◆ Exercise prompt
Every single record needs to be restated word for word.

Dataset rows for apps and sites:
__________________________________________________

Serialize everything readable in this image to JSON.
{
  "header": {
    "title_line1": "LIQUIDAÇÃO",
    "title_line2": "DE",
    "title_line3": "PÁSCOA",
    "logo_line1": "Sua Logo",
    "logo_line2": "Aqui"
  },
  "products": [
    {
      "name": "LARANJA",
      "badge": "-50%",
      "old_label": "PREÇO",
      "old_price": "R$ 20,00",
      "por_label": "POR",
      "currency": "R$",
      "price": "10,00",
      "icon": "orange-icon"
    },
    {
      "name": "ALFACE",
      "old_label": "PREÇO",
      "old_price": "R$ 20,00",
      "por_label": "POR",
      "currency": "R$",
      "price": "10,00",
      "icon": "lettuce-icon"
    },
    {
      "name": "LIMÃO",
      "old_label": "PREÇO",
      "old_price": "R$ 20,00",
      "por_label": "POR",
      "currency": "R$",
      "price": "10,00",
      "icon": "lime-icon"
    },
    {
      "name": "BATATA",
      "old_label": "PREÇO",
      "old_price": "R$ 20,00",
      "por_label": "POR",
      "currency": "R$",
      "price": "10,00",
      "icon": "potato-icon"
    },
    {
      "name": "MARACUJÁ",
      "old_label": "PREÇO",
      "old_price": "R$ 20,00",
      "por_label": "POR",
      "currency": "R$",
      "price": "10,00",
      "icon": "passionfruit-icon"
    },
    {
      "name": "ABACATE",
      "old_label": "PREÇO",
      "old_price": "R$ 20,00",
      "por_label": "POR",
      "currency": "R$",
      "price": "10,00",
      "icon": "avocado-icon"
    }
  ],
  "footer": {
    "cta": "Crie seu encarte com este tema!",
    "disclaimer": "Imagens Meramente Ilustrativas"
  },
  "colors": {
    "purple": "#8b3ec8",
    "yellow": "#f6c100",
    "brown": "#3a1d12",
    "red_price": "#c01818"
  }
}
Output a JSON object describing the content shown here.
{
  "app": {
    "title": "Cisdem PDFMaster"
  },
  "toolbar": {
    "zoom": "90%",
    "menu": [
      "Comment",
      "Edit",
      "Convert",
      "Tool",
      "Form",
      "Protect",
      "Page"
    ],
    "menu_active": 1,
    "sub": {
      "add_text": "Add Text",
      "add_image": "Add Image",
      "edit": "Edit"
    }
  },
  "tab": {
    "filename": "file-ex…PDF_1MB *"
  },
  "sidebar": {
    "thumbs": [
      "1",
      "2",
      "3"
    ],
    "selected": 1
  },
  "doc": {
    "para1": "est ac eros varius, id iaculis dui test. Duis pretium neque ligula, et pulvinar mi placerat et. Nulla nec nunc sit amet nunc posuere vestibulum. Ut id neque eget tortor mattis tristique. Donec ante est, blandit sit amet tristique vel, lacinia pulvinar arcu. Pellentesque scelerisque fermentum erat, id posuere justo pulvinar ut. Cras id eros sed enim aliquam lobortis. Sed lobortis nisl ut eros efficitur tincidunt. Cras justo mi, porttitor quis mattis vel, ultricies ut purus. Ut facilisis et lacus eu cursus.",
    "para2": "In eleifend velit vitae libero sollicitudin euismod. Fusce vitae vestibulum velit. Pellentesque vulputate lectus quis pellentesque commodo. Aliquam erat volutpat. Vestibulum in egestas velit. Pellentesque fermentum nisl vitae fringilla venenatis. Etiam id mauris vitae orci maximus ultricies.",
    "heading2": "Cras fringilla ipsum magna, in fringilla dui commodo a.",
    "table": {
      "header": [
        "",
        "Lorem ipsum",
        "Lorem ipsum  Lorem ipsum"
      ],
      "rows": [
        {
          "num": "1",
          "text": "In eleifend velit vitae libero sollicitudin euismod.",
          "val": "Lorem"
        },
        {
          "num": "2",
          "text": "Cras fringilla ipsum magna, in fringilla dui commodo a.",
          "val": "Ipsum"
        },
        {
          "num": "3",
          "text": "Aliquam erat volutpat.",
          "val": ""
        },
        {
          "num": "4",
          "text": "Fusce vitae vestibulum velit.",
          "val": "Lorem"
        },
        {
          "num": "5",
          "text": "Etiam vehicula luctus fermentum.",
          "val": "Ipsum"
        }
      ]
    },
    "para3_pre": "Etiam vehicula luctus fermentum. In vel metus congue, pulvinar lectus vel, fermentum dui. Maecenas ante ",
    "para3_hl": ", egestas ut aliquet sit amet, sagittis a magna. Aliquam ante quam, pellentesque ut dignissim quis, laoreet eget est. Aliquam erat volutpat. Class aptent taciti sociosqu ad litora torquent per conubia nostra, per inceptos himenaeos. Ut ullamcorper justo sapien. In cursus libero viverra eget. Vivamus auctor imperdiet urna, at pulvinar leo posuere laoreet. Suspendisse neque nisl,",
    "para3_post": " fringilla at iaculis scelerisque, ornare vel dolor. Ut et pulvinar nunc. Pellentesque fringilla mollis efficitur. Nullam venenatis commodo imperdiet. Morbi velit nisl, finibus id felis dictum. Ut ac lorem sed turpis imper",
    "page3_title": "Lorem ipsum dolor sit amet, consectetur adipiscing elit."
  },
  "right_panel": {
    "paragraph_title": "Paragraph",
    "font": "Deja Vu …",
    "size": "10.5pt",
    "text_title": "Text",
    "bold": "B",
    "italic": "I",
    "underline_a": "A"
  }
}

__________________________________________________

◆ Result
Serialize everything readable in this image to JSON.
{
  "header": {
    "title_line1": "LIQUIDAÇÃO",
    "title_line2": "DE",
    "title_line3": "PÁSCOA",
    "logo_line1": "Sua Logo",
    "logo_line2": "Aqui"
  },
  "products": [
    {
      "name": "LARANJA",
      "badge": "-50%",
      "old_label": "PREÇO",
      "old_price": "R$ 20,00",
      "por_label": "POR",
      "currency": "R$",
      "price": "10,00",
      "icon": "orange-icon"
    },
    {
      "name": "ALFACE",
      "old_label": "PREÇO",
      "old_price": "R$ 20,00",
      "por_label": "POR",
      "currency": "R$",
      "price": "10,00",
      "icon": "lettuce-icon"
    },
    {
      "name": "LIMÃO",
      "old_label": "PREÇO",
      "old_price": "R$ 20,00",
      "por_label": "POR",
      "currency": "R$",
      "price": "10,00",
      "icon": "lime-icon"
    },
    {
      "name": "BATATA",
      "old_label": "PREÇO",
      "old_price": "R$ 20,00",
      "por_label": "POR",
      "currency": "R$",
      "price": "10,00",
      "icon": "potato-icon"
    },
    {
      "name": "MARACUJÁ",
      "old_label": "PREÇO",
      "old_price": "R$ 20,00",
      "por_label": "POR",
      "currency": "R$",
      "price": "10,00",
      "icon": "passionfruit-icon"
    },
    {
      "name": "ABACATE",
      "old_label": "PREÇO",
      "old_price": "R$ 20,00",
      "por_label": "POR",
      "currency": "R$",
      "price": "10,00",
      "icon": "avocado-icon"
    }
  ],
  "footer": {
    "cta": "Crie seu encarte com este tema!",
    "disclaimer": "Imagens Meramente Ilustrativas"
  },
  "colors": {
    "purple": "#8b3ec8",
    "yellow": "#f6c100",
    "brown": "#3a1d12",
    "red_price": "#c01818"
  }
}
Output a JSON object describing the content shown here.
{
  "app": {
    "title": "Cisdem PDFMaster"
  },
  "toolbar": {
    "zoom": "90%",
    "menu": [
      "Comment",
      "Edit",
      "Convert",
      "Tool",
      "Form",
      "Protect",
      "Page"
    ],
    "menu_active": 1,
    "sub": {
      "add_text": "Add Text",
      "add_image": "Add Image",
      "edit": "Edit"
    }
  },
  "tab": {
    "filename": "file-ex…PDF_1MB *"
  },
  "sidebar": {
    "thumbs": [
      "1",
      "2",
      "3"
    ],
    "selected": 1
  },
  "doc": {
    "para1": "est ac eros varius, id iaculis dui test. Duis pretium neque ligula, et pulvinar mi placerat et. Nulla nec nunc sit amet nunc posuere vestibulum. Ut id neque eget tortor mattis tristique. Donec ante est, blandit sit amet tristique vel, lacinia pulvinar arcu. Pellentesque scelerisque fermentum erat, id posuere justo pulvinar ut. Cras id eros sed enim aliquam lobortis. Sed lobortis nisl ut eros efficitur tincidunt. Cras justo mi, porttitor quis mattis vel, ultricies ut purus. Ut facilisis et lacus eu cursus.",
    "para2": "In eleifend velit vitae libero sollicitudin euismod. Fusce vitae vestibulum velit. Pellentesque vulputate lectus quis pellentesque commodo. Aliquam erat volutpat. Vestibulum in egestas velit. Pellentesque fermentum nisl vitae fringilla venenatis. Etiam id mauris vitae orci maximus ultricies.",
    "heading2": "Cras fringilla ipsum magna, in fringilla dui commodo a.",
    "table": {
      "header": [
        "",
        "Lorem ipsum",
        "Lorem ipsum  Lorem ipsum"
      ],
      "rows": [
        {
          "num": "1",
          "text": "In eleifend velit vitae libero sollicitudin euismod.",
          "val": "Lorem"
        },
        {
          "num": "2",
          "text": "Cras fringilla ipsum magna, in fringilla dui commodo a.",
          "val": "Ipsum"
        },
        {
          "num": "3",
          "text": "Aliquam erat volutpat.",
          "val": ""
        },
        {
          "num": "4",
          "text": "Fusce vitae vestibulum velit.",
          "val": "Lorem"
        },
        {
          "num": "5",
          "text": "Etiam vehicula luctus fermentum.",
          "val": "Ipsum"
        }
      ]
    },
    "para3_pre": "Etiam vehicula luctus fermentum. In vel metus congue, pulvinar lectus vel, fermentum dui. Maecenas ante ",
    "para3_hl": ", egestas ut aliquet sit amet, sagittis a magna. Aliquam ante quam, pellentesque ut dignissim quis, laoreet eget est. Aliquam erat volutpat. Class aptent taciti sociosqu ad litora torquent per conubia nostra, per inceptos himenaeos. Ut ullamcorper justo sapien. In cursus libero viverra eget. Vivamus auctor imperdiet urna, at pulvinar leo posuere laoreet. Suspendisse neque nisl,",
    "para3_post": " fringilla at iaculis scelerisque, ornare vel dolor. Ut et pulvinar nunc. Pellentesque fringilla mollis efficitur. Nullam venenatis commodo imperdiet. Morbi velit nisl, finibus id felis dictum. Ut ac lorem sed turpis imper",
    "page3_title": "Lorem ipsum dolor sit amet, consectetur adipiscing elit."
  },
  "right_panel": {
    "paragraph_title": "Paragraph",
    "font": "Deja Vu …",
    "size": "10.5pt",
    "text_title": "Text",
    "bold": "B",
    "italic": "I",
    "underline_a": "A"
  }
}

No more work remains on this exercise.